The number of psychology graduate degrees increased from 2004 to 2013 (32% for doctoral degrees and 54% for masters ). This growth in the graduate psychology training population impacts the graduate psychology workforce, including increasing the competition for faculty positions and the types of careers and job opportunities graduate psychology degree holders ultimately pursue. Join Karen Stamm, PhD (Director of APA’s Center for Workforce Studies) and Garth A. Fowler, PhD (Associate Executive Director of APA’s Graduate and Postgraduate Education and Training Office) as they take you through a deep dive of data and information on the psychology graduate workforce pipeline. They address questions such as:
• What does the current psychology graduate population look like, including gender and racial/ethnicity composition, and the type of undergraduate preparation they bring when entering graduate programs?
• What career pathways do psychology graduates follow and how does their psychology training relate to work activity?
• What are psychology faculty salaries across the country, and are there gender and race/ethnicity gaps in these salaries?
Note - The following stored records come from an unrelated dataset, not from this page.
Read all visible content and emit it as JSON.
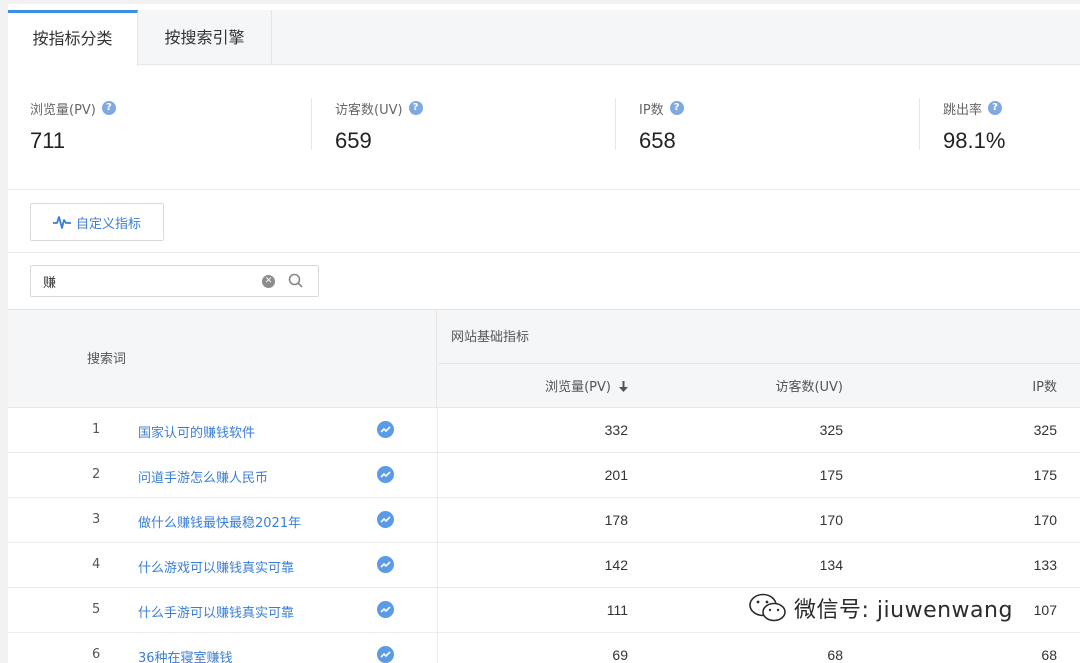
{
  "tabs": [
    {
      "label": "按指标分类",
      "active": true
    },
    {
      "label": "按搜索引擎",
      "active": false
    }
  ],
  "metrics": [
    {
      "label": "浏览量(PV)",
      "value": "711"
    },
    {
      "label": "访客数(UV)",
      "value": "659"
    },
    {
      "label": "IP数",
      "value": "658"
    },
    {
      "label": "跳出率",
      "value": "98.1%"
    }
  ],
  "custom_button": {
    "label": "自定义指标",
    "icon": "pulse-icon"
  },
  "search": {
    "value": "赚"
  },
  "table": {
    "keyword_header": "搜索词",
    "group_header": "网站基础指标",
    "columns": [
      "浏览量(PV)",
      "访客数(UV)",
      "IP数"
    ],
    "rows": [
      {
        "idx": "1",
        "keyword": "国家认可的赚钱软件",
        "pv": "332",
        "uv": "325",
        "ip": "325"
      },
      {
        "idx": "2",
        "keyword": "问道手游怎么赚人民币",
        "pv": "201",
        "uv": "175",
        "ip": "175"
      },
      {
        "idx": "3",
        "keyword": "做什么赚钱最快最稳2021年",
        "pv": "178",
        "uv": "170",
        "ip": "170"
      },
      {
        "idx": "4",
        "keyword": "什么游戏可以赚钱真实可靠",
        "pv": "142",
        "uv": "134",
        "ip": "133"
      },
      {
        "idx": "5",
        "keyword": "什么手游可以赚钱真实可靠",
        "pv": "111",
        "uv": "",
        "ip": "107"
      },
      {
        "idx": "6",
        "keyword": "36种在寝室赚钱",
        "pv": "69",
        "uv": "68",
        "ip": "68"
      }
    ]
  },
  "watermark": {
    "text": "微信号: jiuwenwang"
  },
  "colors": {
    "accent": "#3a8ee6",
    "link": "#3a7fd5",
    "icon": "#5b9be6"
  }
}
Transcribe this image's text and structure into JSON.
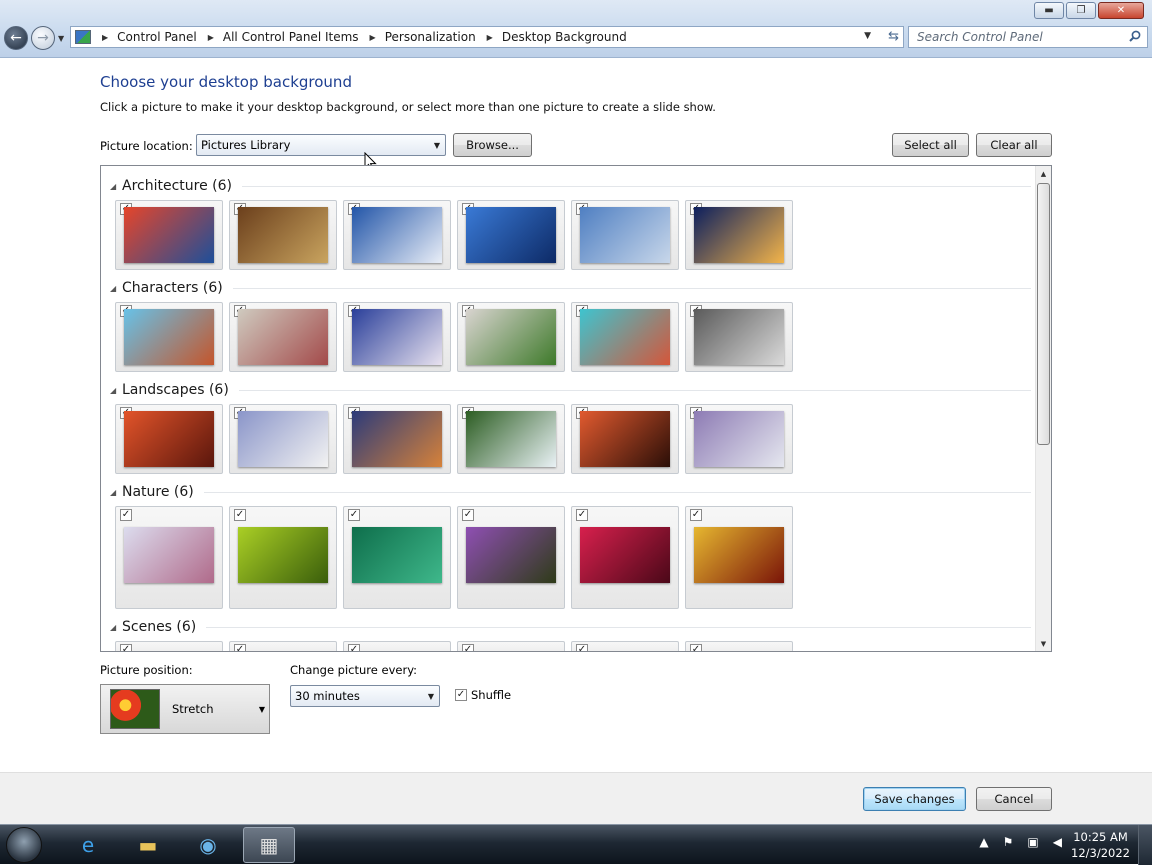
{
  "window": {
    "min_glyph": "▬",
    "max_glyph": "❐",
    "close_glyph": "✕"
  },
  "address": {
    "breadcrumbs": [
      "Control Panel",
      "All Control Panel Items",
      "Personalization",
      "Desktop Background"
    ],
    "search_placeholder": "Search Control Panel"
  },
  "page": {
    "heading": "Choose your desktop background",
    "subheading": "Click a picture to make it your desktop background, or select more than one picture to create a slide show.",
    "location_label": "Picture location:",
    "location_value": "Pictures Library",
    "browse_label": "Browse...",
    "select_all_label": "Select all",
    "clear_all_label": "Clear all"
  },
  "groups": [
    {
      "label": "Architecture (6)",
      "colors": [
        [
          "#e6452a",
          "#1d4f9a"
        ],
        [
          "#6b3f1c",
          "#c9a45f"
        ],
        [
          "#2255a8",
          "#e9eef7"
        ],
        [
          "#3a7ad6",
          "#0d2a66"
        ],
        [
          "#4f7fc2",
          "#c8d7ea"
        ],
        [
          "#0c1f5e",
          "#f3b44a"
        ]
      ]
    },
    {
      "label": "Characters (6)",
      "colors": [
        [
          "#67c2e8",
          "#c4552b"
        ],
        [
          "#cfcabf",
          "#a34a4a"
        ],
        [
          "#2a3f9a",
          "#e8e2ef"
        ],
        [
          "#d9d4d0",
          "#3e7a2a"
        ],
        [
          "#3ec4cf",
          "#d4563a"
        ],
        [
          "#5a5a5a",
          "#dadada"
        ]
      ]
    },
    {
      "label": "Landscapes (6)",
      "colors": [
        [
          "#e2542a",
          "#5a160c"
        ],
        [
          "#8a95c9",
          "#f2f2f2"
        ],
        [
          "#2c3b7a",
          "#d6823a"
        ],
        [
          "#2c5d22",
          "#e9f1f5"
        ],
        [
          "#e15a2f",
          "#2a0e07"
        ],
        [
          "#8d7bb4",
          "#e5e7ef"
        ]
      ]
    },
    {
      "label": "Nature (6)",
      "colors": [
        [
          "#dcdcee",
          "#b06a8a"
        ],
        [
          "#aacf25",
          "#3a5e0b"
        ],
        [
          "#0e6e4b",
          "#3fb88b"
        ],
        [
          "#8f4fb3",
          "#2e3b18"
        ],
        [
          "#d7204d",
          "#4a0818"
        ],
        [
          "#e6b730",
          "#7a1408"
        ]
      ]
    },
    {
      "label": "Scenes (6)",
      "colors": []
    }
  ],
  "options": {
    "position_label": "Picture position:",
    "position_value": "Stretch",
    "interval_label": "Change picture every:",
    "interval_value": "30 minutes",
    "shuffle_label": "Shuffle"
  },
  "footer": {
    "save_label": "Save changes",
    "cancel_label": "Cancel"
  },
  "taskbar": {
    "time": "10:25 AM",
    "date": "12/3/2022"
  }
}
What do we know about gender and racial/ethnic composition of psychology faculty by rank, institution type, and geographic location?REGISTER HERE